> _Work required_: Word for word, give the records again, dropping any picture they hold.

> _Data excerpts_:
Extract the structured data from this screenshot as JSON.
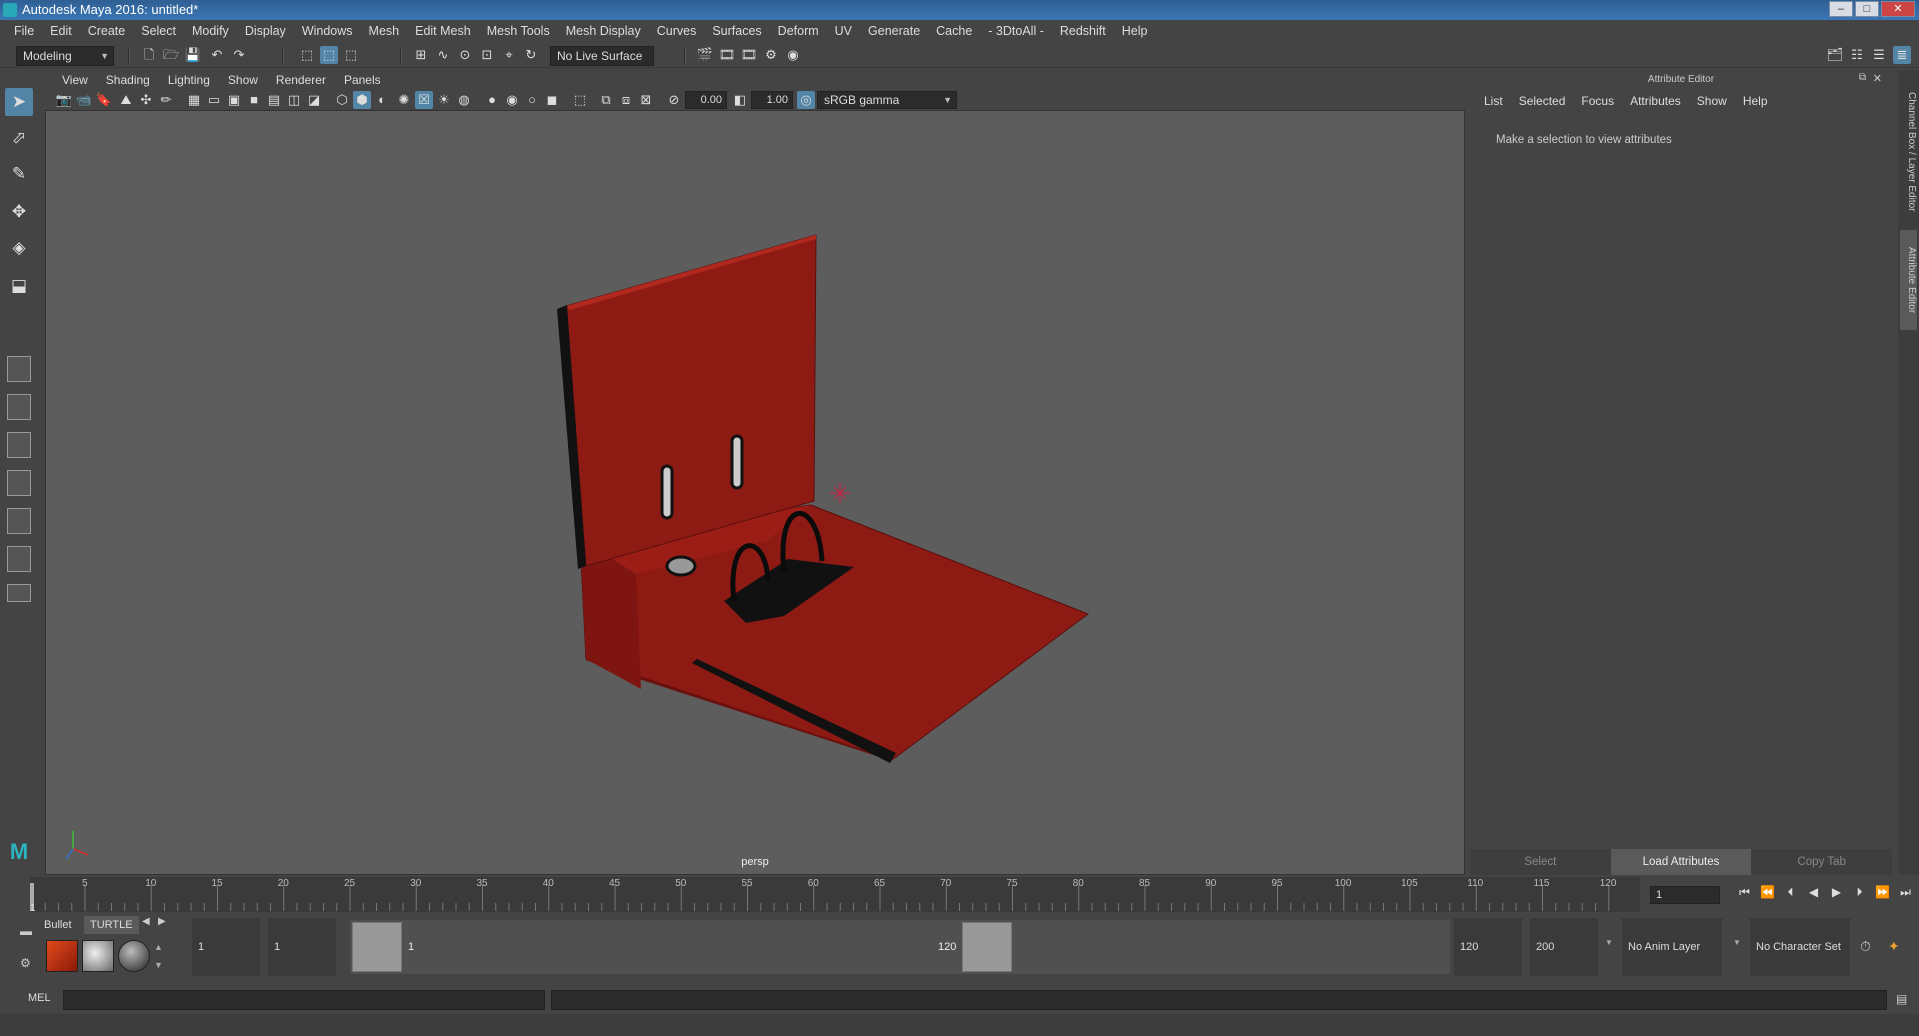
{
  "window": {
    "title": "Autodesk Maya 2016: untitled*"
  },
  "menubar": [
    "File",
    "Edit",
    "Create",
    "Select",
    "Modify",
    "Display",
    "Windows",
    "Mesh",
    "Edit Mesh",
    "Mesh Tools",
    "Mesh Display",
    "Curves",
    "Surfaces",
    "Deform",
    "UV",
    "Generate",
    "Cache",
    "- 3DtoAll -",
    "Redshift",
    "Help"
  ],
  "status_line": {
    "menu_set": "Modeling",
    "live_surface": "No Live Surface"
  },
  "panel": {
    "menus": [
      "View",
      "Shading",
      "Lighting",
      "Show",
      "Renderer",
      "Panels"
    ],
    "exposure": "0.00",
    "gamma": "1.00",
    "color_space": "sRGB gamma",
    "camera_label": "persp"
  },
  "attribute_editor": {
    "title": "Attribute Editor",
    "menus": [
      "List",
      "Selected",
      "Focus",
      "Attributes",
      "Show",
      "Help"
    ],
    "message": "Make a selection to view attributes",
    "buttons": [
      "Select",
      "Load Attributes",
      "Copy Tab"
    ]
  },
  "side_tabs": {
    "channel_box": "Channel Box / Layer Editor",
    "attribute_editor": "Attribute Editor"
  },
  "time_slider": {
    "start_label": "1",
    "tick_labels": [
      "5",
      "10",
      "15",
      "20",
      "25",
      "30",
      "35",
      "40",
      "45",
      "50",
      "55",
      "60",
      "65",
      "70",
      "75",
      "80",
      "85",
      "90",
      "95",
      "100",
      "105",
      "110",
      "115",
      "120"
    ],
    "current_frame": "1"
  },
  "shelf": {
    "tabs": [
      "Bullet",
      "TURTLE"
    ]
  },
  "range_slider": {
    "start_frame": "1",
    "playback_start": "1",
    "range_start_label": "1",
    "range_end_label": "120",
    "playback_end": "120",
    "end_frame": "200",
    "anim_layer": "No Anim Layer",
    "character_set": "No Character Set"
  },
  "command_line": {
    "language": "MEL"
  },
  "colors": {
    "binder_red": "#8e1a14",
    "binder_red_light": "#a32018",
    "viewport_bg": "#5d5d5d",
    "accent": "#5285a6"
  }
}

> _Solved exercise_:
Extract the structured data from this screenshot as JSON.
{
  "window": {
    "title": "Autodesk Maya 2016: untitled*"
  },
  "menubar": [
    "File",
    "Edit",
    "Create",
    "Select",
    "Modify",
    "Display",
    "Windows",
    "Mesh",
    "Edit Mesh",
    "Mesh Tools",
    "Mesh Display",
    "Curves",
    "Surfaces",
    "Deform",
    "UV",
    "Generate",
    "Cache",
    "- 3DtoAll -",
    "Redshift",
    "Help"
  ],
  "status_line": {
    "menu_set": "Modeling",
    "live_surface": "No Live Surface"
  },
  "panel": {
    "menus": [
      "View",
      "Shading",
      "Lighting",
      "Show",
      "Renderer",
      "Panels"
    ],
    "exposure": "0.00",
    "gamma": "1.00",
    "color_space": "sRGB gamma",
    "camera_label": "persp"
  },
  "attribute_editor": {
    "title": "Attribute Editor",
    "menus": [
      "List",
      "Selected",
      "Focus",
      "Attributes",
      "Show",
      "Help"
    ],
    "message": "Make a selection to view attributes",
    "buttons": [
      "Select",
      "Load Attributes",
      "Copy Tab"
    ]
  },
  "side_tabs": {
    "channel_box": "Channel Box / Layer Editor",
    "attribute_editor": "Attribute Editor"
  },
  "time_slider": {
    "start_label": "1",
    "tick_labels": [
      "5",
      "10",
      "15",
      "20",
      "25",
      "30",
      "35",
      "40",
      "45",
      "50",
      "55",
      "60",
      "65",
      "70",
      "75",
      "80",
      "85",
      "90",
      "95",
      "100",
      "105",
      "110",
      "115",
      "120"
    ],
    "current_frame": "1"
  },
  "shelf": {
    "tabs": [
      "Bullet",
      "TURTLE"
    ]
  },
  "range_slider": {
    "start_frame": "1",
    "playback_start": "1",
    "range_start_label": "1",
    "range_end_label": "120",
    "playback_end": "120",
    "end_frame": "200",
    "anim_layer": "No Anim Layer",
    "character_set": "No Character Set"
  },
  "command_line": {
    "language": "MEL"
  },
  "colors": {
    "binder_red": "#8e1a14",
    "binder_red_light": "#a32018",
    "viewport_bg": "#5d5d5d",
    "accent": "#5285a6"
  }
}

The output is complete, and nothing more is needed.